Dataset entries
■ ■ ■

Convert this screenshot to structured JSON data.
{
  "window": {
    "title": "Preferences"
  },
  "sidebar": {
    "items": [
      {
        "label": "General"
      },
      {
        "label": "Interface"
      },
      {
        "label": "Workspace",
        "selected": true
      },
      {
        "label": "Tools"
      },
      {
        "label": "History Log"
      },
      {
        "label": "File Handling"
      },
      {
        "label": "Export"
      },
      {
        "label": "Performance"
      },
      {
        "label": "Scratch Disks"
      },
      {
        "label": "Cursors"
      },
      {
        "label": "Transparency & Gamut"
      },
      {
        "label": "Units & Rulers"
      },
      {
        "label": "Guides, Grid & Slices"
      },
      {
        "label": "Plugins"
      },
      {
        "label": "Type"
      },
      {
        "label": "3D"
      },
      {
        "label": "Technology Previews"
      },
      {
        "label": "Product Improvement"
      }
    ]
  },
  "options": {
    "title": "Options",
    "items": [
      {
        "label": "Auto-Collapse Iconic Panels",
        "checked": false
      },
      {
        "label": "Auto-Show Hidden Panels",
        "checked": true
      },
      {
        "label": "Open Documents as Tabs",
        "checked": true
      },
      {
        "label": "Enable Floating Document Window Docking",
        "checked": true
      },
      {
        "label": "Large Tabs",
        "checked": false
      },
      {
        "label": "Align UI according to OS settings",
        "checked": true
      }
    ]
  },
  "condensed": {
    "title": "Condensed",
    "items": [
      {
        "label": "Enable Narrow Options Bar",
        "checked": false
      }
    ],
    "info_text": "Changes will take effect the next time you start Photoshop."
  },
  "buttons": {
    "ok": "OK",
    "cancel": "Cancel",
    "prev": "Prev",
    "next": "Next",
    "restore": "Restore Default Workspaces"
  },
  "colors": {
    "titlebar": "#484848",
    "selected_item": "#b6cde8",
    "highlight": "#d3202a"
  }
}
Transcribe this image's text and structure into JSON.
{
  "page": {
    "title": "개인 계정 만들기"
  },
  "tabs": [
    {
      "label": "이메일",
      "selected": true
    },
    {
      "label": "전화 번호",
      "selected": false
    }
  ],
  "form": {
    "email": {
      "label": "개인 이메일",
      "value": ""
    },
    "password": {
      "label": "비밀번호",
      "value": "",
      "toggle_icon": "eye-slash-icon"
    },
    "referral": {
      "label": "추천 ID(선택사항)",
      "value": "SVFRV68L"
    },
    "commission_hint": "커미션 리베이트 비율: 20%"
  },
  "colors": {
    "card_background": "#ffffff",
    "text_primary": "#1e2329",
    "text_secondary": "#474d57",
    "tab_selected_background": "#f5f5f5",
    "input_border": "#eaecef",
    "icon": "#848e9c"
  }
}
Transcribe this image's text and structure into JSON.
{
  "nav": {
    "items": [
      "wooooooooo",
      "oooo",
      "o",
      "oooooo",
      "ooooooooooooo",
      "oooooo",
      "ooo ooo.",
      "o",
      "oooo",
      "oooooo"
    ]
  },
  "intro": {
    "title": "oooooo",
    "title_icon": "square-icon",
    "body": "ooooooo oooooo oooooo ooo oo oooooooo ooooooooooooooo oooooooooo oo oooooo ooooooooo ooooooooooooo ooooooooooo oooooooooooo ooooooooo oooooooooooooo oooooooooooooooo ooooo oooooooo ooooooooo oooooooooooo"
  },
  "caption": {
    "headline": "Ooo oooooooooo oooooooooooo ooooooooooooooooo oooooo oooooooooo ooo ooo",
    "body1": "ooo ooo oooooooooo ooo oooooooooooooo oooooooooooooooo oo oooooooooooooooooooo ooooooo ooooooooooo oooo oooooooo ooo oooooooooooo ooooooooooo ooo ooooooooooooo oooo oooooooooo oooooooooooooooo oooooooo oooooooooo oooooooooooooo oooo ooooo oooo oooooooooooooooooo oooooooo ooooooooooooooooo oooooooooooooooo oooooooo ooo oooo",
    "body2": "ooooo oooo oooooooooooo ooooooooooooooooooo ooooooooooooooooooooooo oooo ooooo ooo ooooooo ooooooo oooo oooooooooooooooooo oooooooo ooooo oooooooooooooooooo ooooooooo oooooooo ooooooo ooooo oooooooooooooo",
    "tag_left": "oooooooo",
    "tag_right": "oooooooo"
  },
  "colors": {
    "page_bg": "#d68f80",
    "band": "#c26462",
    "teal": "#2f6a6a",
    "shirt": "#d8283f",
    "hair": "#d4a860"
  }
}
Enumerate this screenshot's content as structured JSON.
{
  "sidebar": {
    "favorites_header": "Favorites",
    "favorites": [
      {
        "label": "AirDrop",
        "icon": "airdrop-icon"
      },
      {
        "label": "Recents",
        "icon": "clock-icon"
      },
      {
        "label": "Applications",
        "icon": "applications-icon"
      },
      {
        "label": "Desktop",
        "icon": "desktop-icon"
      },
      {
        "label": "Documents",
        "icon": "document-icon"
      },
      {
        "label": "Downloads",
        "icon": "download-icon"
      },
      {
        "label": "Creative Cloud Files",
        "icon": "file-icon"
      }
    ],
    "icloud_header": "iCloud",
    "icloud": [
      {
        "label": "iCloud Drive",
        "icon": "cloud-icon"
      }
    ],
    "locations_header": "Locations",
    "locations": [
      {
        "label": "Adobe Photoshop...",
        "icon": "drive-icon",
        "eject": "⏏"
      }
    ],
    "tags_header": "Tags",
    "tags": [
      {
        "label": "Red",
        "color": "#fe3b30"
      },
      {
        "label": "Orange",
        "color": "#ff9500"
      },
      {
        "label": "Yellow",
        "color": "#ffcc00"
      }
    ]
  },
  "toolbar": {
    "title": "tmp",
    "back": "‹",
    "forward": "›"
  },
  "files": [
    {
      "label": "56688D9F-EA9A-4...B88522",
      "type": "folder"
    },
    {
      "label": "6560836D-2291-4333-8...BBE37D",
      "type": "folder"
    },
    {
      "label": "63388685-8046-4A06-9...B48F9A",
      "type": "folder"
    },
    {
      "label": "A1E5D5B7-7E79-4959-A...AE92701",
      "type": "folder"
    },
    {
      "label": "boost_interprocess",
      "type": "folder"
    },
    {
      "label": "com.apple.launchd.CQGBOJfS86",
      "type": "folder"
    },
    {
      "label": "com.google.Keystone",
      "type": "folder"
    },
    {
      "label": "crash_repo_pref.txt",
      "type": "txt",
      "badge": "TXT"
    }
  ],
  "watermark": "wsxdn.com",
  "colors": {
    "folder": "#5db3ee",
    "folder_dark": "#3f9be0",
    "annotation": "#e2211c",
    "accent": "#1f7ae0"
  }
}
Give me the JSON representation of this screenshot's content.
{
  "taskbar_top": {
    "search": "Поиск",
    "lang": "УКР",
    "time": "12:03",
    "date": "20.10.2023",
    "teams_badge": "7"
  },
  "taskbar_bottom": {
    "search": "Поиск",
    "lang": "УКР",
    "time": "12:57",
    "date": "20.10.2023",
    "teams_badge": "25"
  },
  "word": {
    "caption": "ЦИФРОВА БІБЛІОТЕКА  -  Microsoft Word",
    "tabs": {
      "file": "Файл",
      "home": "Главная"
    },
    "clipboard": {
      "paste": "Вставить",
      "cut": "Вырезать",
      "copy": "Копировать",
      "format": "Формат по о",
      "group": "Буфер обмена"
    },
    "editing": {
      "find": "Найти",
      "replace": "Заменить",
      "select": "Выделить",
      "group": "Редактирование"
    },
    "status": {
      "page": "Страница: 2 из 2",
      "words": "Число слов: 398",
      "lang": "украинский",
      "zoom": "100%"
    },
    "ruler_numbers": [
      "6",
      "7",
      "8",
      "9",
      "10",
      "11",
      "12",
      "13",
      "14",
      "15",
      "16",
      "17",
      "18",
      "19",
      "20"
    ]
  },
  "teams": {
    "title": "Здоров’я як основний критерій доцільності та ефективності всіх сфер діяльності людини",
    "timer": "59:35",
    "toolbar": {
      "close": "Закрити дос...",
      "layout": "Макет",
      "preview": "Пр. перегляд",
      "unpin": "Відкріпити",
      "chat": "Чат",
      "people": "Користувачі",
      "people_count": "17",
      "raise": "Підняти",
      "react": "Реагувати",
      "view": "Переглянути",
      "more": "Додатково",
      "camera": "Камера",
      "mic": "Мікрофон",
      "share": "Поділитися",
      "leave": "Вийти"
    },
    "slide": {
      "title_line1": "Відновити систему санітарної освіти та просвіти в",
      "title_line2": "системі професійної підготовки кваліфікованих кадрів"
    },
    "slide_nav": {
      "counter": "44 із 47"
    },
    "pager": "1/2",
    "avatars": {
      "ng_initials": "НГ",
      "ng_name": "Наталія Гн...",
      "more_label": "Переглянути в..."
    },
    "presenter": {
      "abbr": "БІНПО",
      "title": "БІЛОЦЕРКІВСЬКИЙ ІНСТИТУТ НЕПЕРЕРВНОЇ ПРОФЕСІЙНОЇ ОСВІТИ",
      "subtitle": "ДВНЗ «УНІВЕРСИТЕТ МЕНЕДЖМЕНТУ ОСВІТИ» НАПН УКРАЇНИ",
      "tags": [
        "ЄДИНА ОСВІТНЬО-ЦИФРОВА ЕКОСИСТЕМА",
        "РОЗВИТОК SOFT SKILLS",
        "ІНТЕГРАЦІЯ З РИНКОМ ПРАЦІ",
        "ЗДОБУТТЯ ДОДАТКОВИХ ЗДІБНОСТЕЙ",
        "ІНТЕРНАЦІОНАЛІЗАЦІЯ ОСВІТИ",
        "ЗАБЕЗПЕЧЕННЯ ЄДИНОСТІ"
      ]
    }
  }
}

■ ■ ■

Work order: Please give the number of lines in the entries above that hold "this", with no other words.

Your response: 5